To all the fathers out there: Father’s Day has turned into, yet another, commercialized event on the calendar. If you love your Father, give him a card, gift, and make sure they have a relaxing day. I’ll be first to say, ‘I enjoy the attention;’ but maybe we’re missing something. Maybe Father’s Day is the best opportunity to reflect on fatherhood. After all, what makes a father, a father? — kids. What would happen if, instead of focusing on ourselves, we honestly reflected on the amazing gift and responsibility of fatherhood?
Sure, kids can still celebrate their father! But maybe fathers should stop to reflect on the blessing behind Father’s Day — their kids.
I look at my kids and I’m blown away that God has blessed me with two of them. Sometimes I still don’t believe it! The last three years were a beautiful blur of excitement.
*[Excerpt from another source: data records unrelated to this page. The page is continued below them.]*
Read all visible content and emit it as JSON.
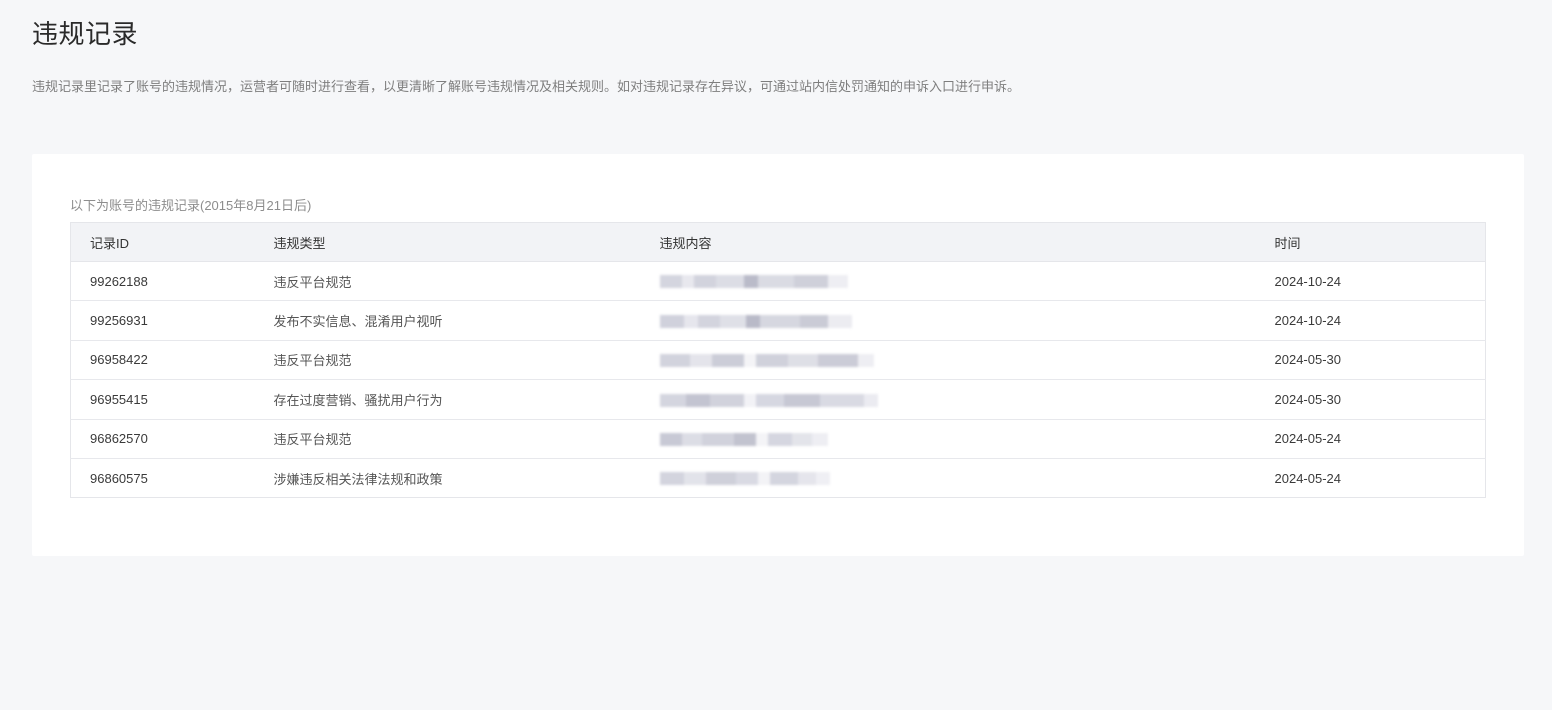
{
  "page": {
    "title": "违规记录",
    "description": "违规记录里记录了账号的违规情况，运营者可随时进行查看，以更清晰了解账号违规情况及相关规则。如对违规记录存在异议，可通过站内信处罚通知的申诉入口进行申诉。"
  },
  "table": {
    "caption": "以下为账号的违规记录(2015年8月21日后)",
    "headers": {
      "id": "记录ID",
      "type": "违规类型",
      "content": "违规内容",
      "time": "时间"
    },
    "rows": [
      {
        "id": "99262188",
        "type": "违反平台规范",
        "time": "2024-10-24"
      },
      {
        "id": "99256931",
        "type": "发布不实信息、混淆用户视听",
        "time": "2024-10-24"
      },
      {
        "id": "96958422",
        "type": "违反平台规范",
        "time": "2024-05-30"
      },
      {
        "id": "96955415",
        "type": "存在过度营销、骚扰用户行为",
        "time": "2024-05-30"
      },
      {
        "id": "96862570",
        "type": "违反平台规范",
        "time": "2024-05-24"
      },
      {
        "id": "96860575",
        "type": "涉嫌违反相关法律法规和政策",
        "time": "2024-05-24"
      }
    ]
  },
  "colors": {
    "background": "#f6f7f9",
    "card": "#ffffff",
    "header_row": "#f2f3f6",
    "redaction": "#c9cad6"
  }
}
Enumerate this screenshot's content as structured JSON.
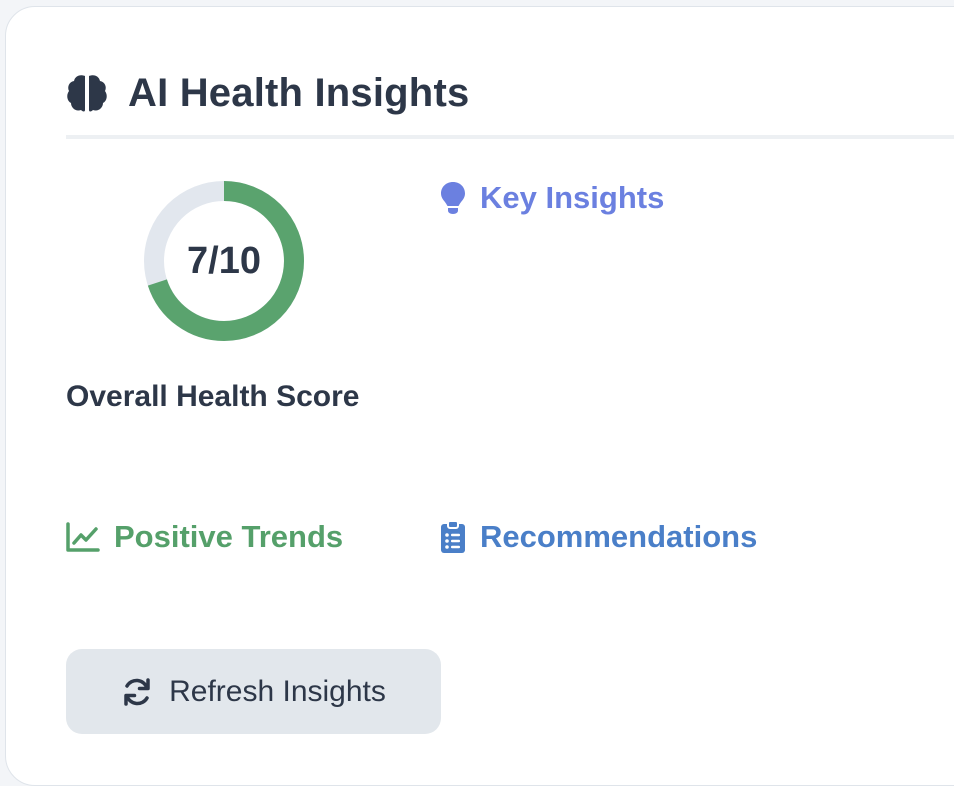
{
  "card": {
    "title": "AI Health Insights",
    "title_icon": "brain-icon"
  },
  "score": {
    "value_text": "7/10",
    "value": 7,
    "max": 10,
    "label": "Overall Health Score",
    "ring_color": "#5aa36e",
    "track_color": "#e2e7ee"
  },
  "sections": {
    "key_insights": {
      "label": "Key Insights",
      "icon": "lightbulb-icon",
      "color": "#6b80e0"
    },
    "positive_trends": {
      "label": "Positive Trends",
      "icon": "chart-line-icon",
      "color": "#55a06a"
    },
    "recommendations": {
      "label": "Recommendations",
      "icon": "clipboard-list-icon",
      "color": "#4a7fc8"
    }
  },
  "actions": {
    "refresh_label": "Refresh Insights",
    "refresh_icon": "refresh-icon"
  }
}
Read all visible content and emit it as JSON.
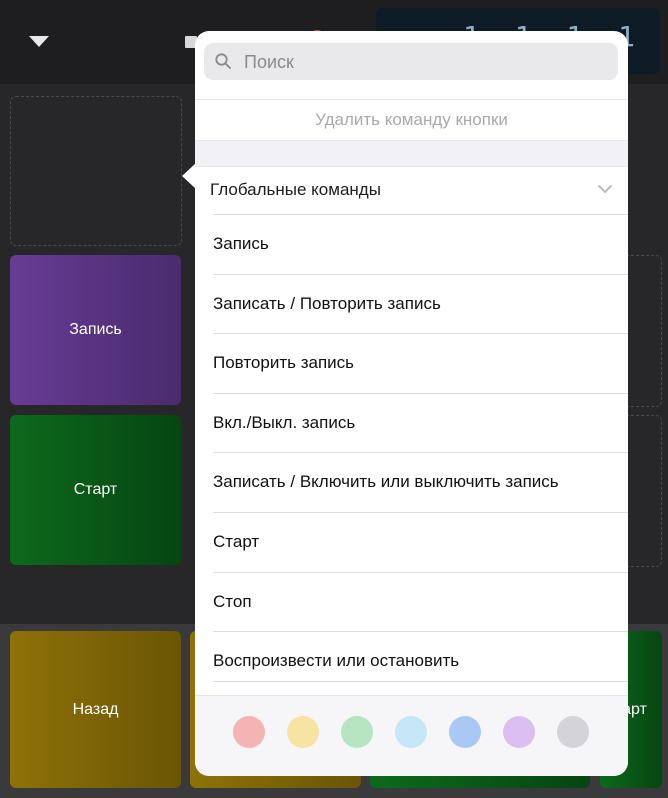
{
  "background": {
    "lcd_text": "1 1 1   1",
    "pads": {
      "record": "Запись",
      "start": "Старт",
      "back": "Назад",
      "start_partial": "тарт"
    },
    "colors": {
      "purple": "#5b3585",
      "green": "#0a5a18",
      "gold": "#7d6406"
    }
  },
  "popover": {
    "search": {
      "placeholder": "Поиск",
      "icon": "search-icon"
    },
    "delete_label": "Удалить команду кнопки",
    "section": {
      "label": "Глобальные команды",
      "icon": "chevron-down-icon"
    },
    "items": [
      {
        "label": "Запись"
      },
      {
        "label": "Записать / Повторить запись"
      },
      {
        "label": "Повторить запись"
      },
      {
        "label": "Вкл./Выкл. запись"
      },
      {
        "label": "Записать / Включить или выключить запись"
      },
      {
        "label": "Старт"
      },
      {
        "label": "Стоп"
      },
      {
        "label": "Воспроизвести или остановить"
      }
    ],
    "color_swatches": [
      "#f4b4b4",
      "#f7e3a2",
      "#b7e4c1",
      "#c5e6f6",
      "#a9c9f4",
      "#dbbff2",
      "#d4d4d8"
    ]
  }
}
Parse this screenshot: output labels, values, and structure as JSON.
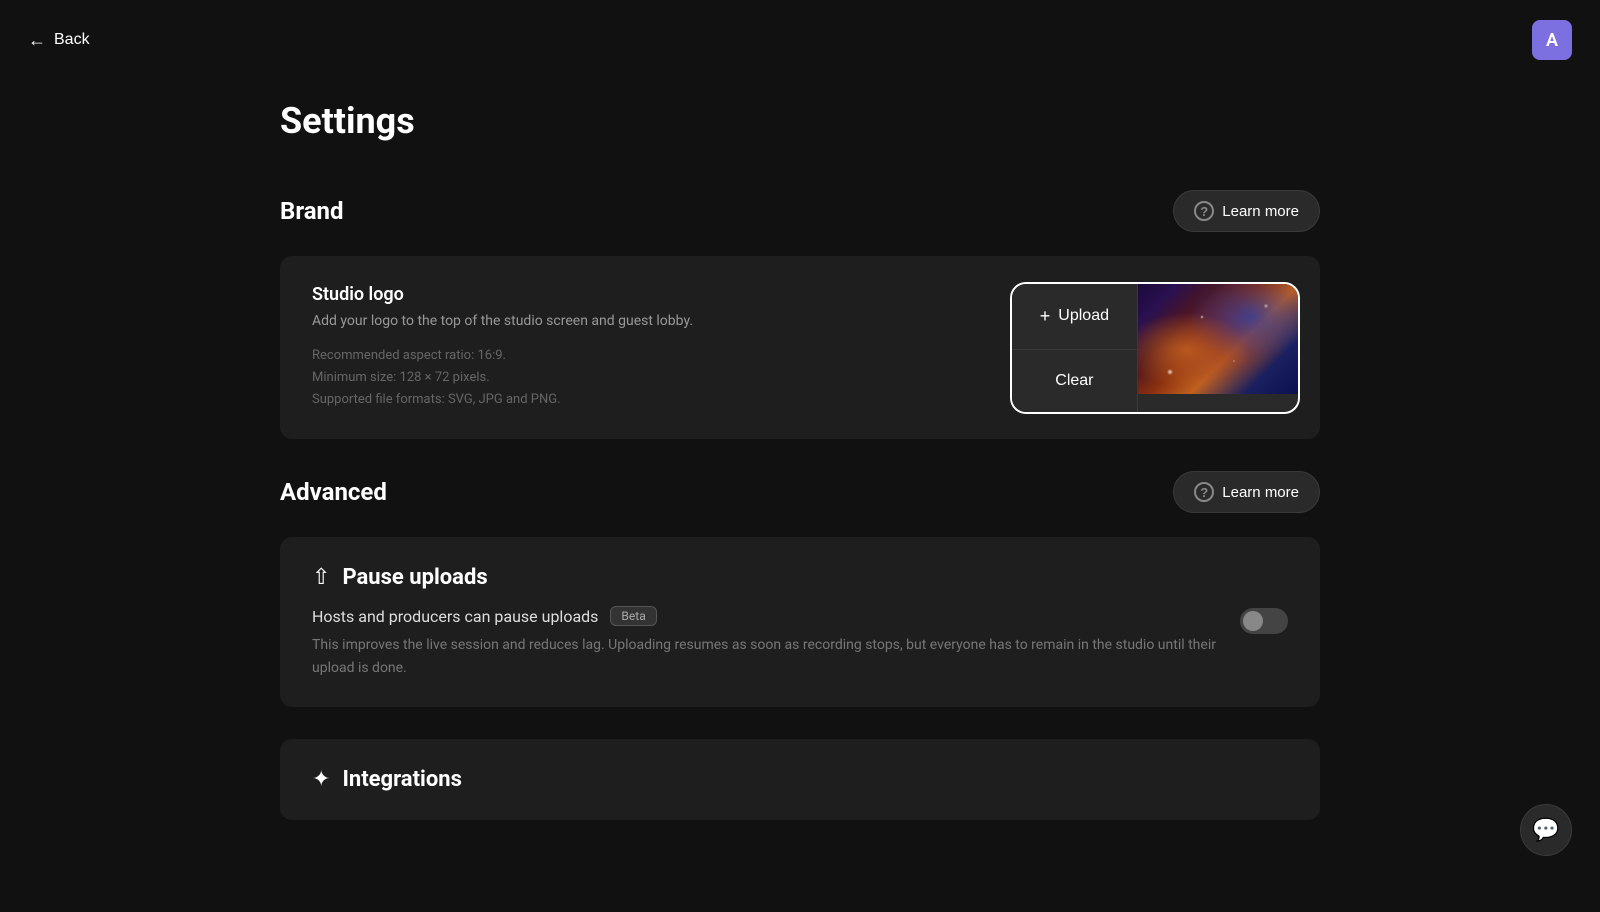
{
  "header": {
    "back_label": "Back",
    "avatar_letter": "A"
  },
  "page": {
    "title": "Settings"
  },
  "brand_section": {
    "title": "Brand",
    "learn_more_label": "Learn more",
    "card": {
      "label": "Studio logo",
      "description": "Add your logo to the top of the studio screen and guest lobby.",
      "meta_line1": "Recommended aspect ratio: 16:9.",
      "meta_line2": "Minimum size: 128 × 72 pixels.",
      "meta_line3": "Supported file formats: SVG, JPG and PNG."
    },
    "upload_label": "Upload",
    "clear_label": "Clear"
  },
  "advanced_section": {
    "title": "Advanced",
    "learn_more_label": "Learn more",
    "pause_uploads": {
      "section_title": "Pause uploads",
      "toggle_label": "Hosts and producers can pause uploads",
      "badge": "Beta",
      "description": "This improves the live session and reduces lag. Uploading resumes as soon as recording stops, but everyone has to remain in the studio until their upload is done."
    }
  },
  "integrations_section": {
    "title": "Integrations"
  },
  "chat_icon": "💬"
}
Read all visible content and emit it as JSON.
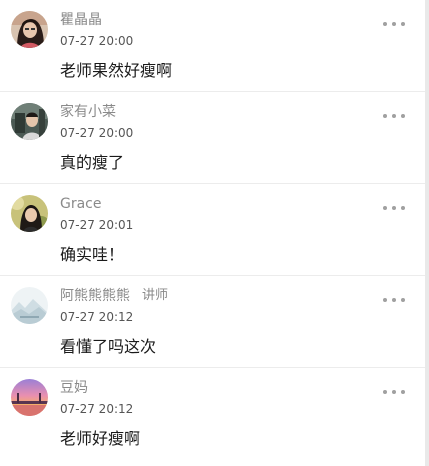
{
  "comments": [
    {
      "name": "瞿晶晶",
      "role": "",
      "time": "07-27 20:00",
      "text": "老师果然好瘦啊",
      "avatar": "avatar-woman-portrait"
    },
    {
      "name": "家有小菜",
      "role": "",
      "time": "07-27 20:00",
      "text": "真的瘦了",
      "avatar": "avatar-child-photo"
    },
    {
      "name": "Grace",
      "role": "",
      "time": "07-27 20:01",
      "text": "确实哇！",
      "avatar": "avatar-girl-outdoor"
    },
    {
      "name": "阿熊熊熊熊",
      "role": "讲师",
      "time": "07-27 20:12",
      "text": "看懂了吗这次",
      "avatar": "avatar-pale-landscape"
    },
    {
      "name": "豆妈",
      "role": "",
      "time": "07-27 20:12",
      "text": "老师好瘦啊",
      "avatar": "avatar-sunset-bridge"
    }
  ],
  "more_icon": "more-horizontal-icon"
}
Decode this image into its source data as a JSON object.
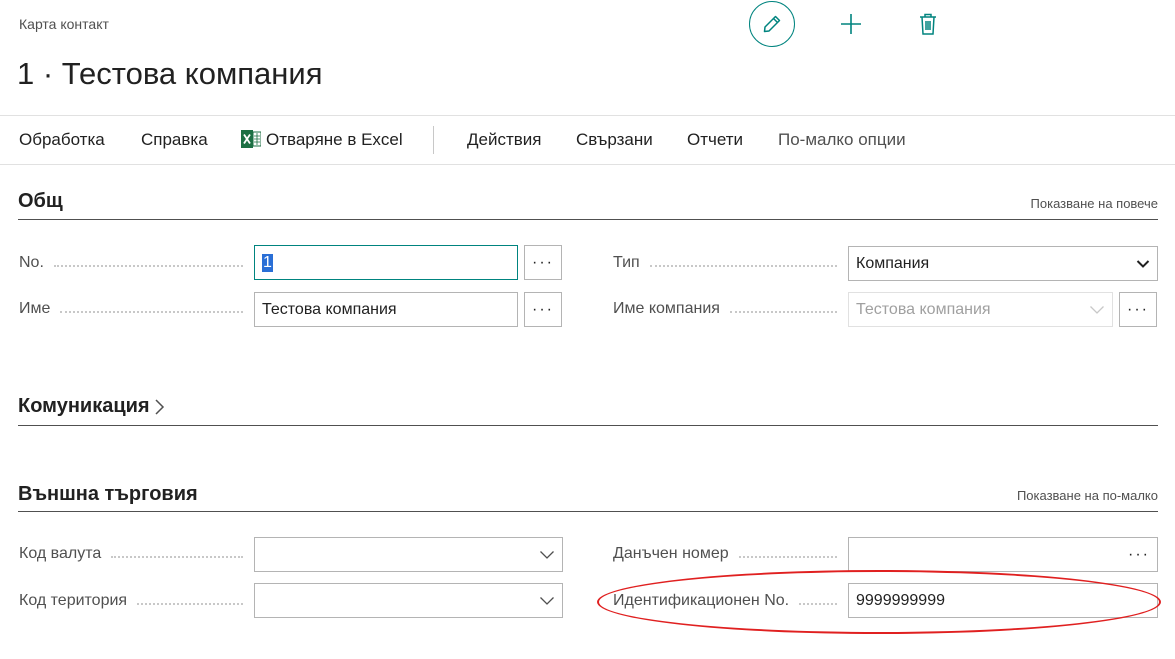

Yes, sometimes they’re crazy. Yes, I want to bang my head off the wall from time to time. But I don’t have to think very long before I remember how blessed I am to be their dad.
My first Father’s Day gift
A light blue polka-dot tie. Rae (our now three-year old) was only a few months old at the time, so she didn’t buy it (Deidre obviously did the shopping). But every time I wear that tie I remember how much of a blessing my daughter is. Not because of what she does or how she shows it, but because God has blessed me with such a beautiful responsibility. The tie just reminds me.
How do we focus on our blessings?
We can internalize it and simply think about how God has blessed us, or we can make it known. I know, for me, it’s obvious I love my kids, but it’s not always obvious in how I show it.
Here are three ways we can let our kids know they’re a blessing to us:
1. Say ‘I love you’ often.
The more we communicate how much we love our kids, the more they’ll believe it. #FathersDay Click To TweetI can’t leave the house without saying ‘I love you.’ It didn’t take long before Rae began to hold me accountable to that commitment. Now we have a routine: hug and kiss and be a promise to be good for mommy (usually she forgets that last one fairly quickly). The point is this — the more we communicate how much we love our kids, the more they’ll believe it.
2. Say ‘I’m proud of you’ often.
Rae has picked up on this phrase as well (’I so proud for you,’ she says). She doesn’t really say it in context all the time, but she uses the phrase to show affection. I want my kids to know that, no matter what, I will always be proud of them. They will do things that I don’t agree with and I’ll have to correct them, but I will always be proud to be their father. The more we communicate how proud we are of our kids, the more they’ll believe it.
3. Show it, and make time for them.
The more we spend time with our kids, the more they’ll believe they’re a blessing. #FathersDay Click To TweetI’m going to be honest, I struggle with this one. Balancing a high demanding job and a family of four is quite the challenge. Sometimes I get it right, and other times my wife ‘gently nudges’ me (alright, sometimes she needs to be more than ‘gentle’). The issue isn’t knowing what I have to do (I know what adds value). The issue is remembering to follow through and making sure to change my schedule to allow for more authentic time with them. The more we spend time with our kids, the more they’ll believe they’re a blessing.
I think if we actually focused on becoming the best father we can be, Father’s Day would mean so much more!
Fathers: How do you ‘relax’ on Father’s Day? Do you think about yourself, or the blessing of your kids?
If you liked this post, please take a moment to share on your social networks so others have a chance to read it as well!